» **Instructions to follow**
Below are the records. Gather each line that holds "captions".
── Working data ──
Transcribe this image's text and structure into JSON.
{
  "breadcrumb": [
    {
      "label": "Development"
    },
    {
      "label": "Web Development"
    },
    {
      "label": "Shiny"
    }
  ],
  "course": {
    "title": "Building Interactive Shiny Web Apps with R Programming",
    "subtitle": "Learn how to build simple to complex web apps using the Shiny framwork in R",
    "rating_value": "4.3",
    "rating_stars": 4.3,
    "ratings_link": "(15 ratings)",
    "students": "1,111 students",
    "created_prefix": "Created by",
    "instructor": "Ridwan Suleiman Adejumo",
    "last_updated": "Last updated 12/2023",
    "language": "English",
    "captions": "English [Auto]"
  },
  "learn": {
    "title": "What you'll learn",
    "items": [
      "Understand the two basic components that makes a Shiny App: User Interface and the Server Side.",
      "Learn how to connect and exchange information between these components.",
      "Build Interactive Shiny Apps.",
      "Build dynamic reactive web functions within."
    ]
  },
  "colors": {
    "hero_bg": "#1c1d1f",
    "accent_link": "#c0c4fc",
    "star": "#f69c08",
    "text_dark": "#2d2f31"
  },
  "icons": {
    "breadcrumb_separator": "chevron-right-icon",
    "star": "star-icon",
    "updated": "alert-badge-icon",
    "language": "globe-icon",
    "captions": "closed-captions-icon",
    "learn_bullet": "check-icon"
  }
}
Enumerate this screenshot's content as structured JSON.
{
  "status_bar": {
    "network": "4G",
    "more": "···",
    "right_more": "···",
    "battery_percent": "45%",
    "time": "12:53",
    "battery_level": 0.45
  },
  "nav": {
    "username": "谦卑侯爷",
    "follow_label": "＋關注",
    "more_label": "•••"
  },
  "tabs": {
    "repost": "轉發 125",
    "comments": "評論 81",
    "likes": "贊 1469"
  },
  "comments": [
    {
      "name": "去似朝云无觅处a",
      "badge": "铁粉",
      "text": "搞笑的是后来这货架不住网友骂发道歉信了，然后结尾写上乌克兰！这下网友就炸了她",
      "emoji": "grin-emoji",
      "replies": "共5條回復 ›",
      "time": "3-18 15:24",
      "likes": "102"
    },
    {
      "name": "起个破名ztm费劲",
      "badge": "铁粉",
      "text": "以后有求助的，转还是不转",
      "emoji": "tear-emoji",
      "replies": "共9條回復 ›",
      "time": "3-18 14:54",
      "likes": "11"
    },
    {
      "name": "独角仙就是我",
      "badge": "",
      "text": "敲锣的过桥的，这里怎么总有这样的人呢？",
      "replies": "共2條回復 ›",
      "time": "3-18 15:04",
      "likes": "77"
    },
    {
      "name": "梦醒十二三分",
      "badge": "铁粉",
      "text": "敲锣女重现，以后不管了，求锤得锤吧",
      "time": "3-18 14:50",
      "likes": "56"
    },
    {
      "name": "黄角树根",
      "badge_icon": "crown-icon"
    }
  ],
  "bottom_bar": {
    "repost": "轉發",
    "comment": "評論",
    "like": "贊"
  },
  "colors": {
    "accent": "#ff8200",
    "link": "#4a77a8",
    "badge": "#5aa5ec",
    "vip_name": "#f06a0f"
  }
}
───
» **Response area**
    "captions": "English [Auto]"
    "captions": "closed-captions-icon",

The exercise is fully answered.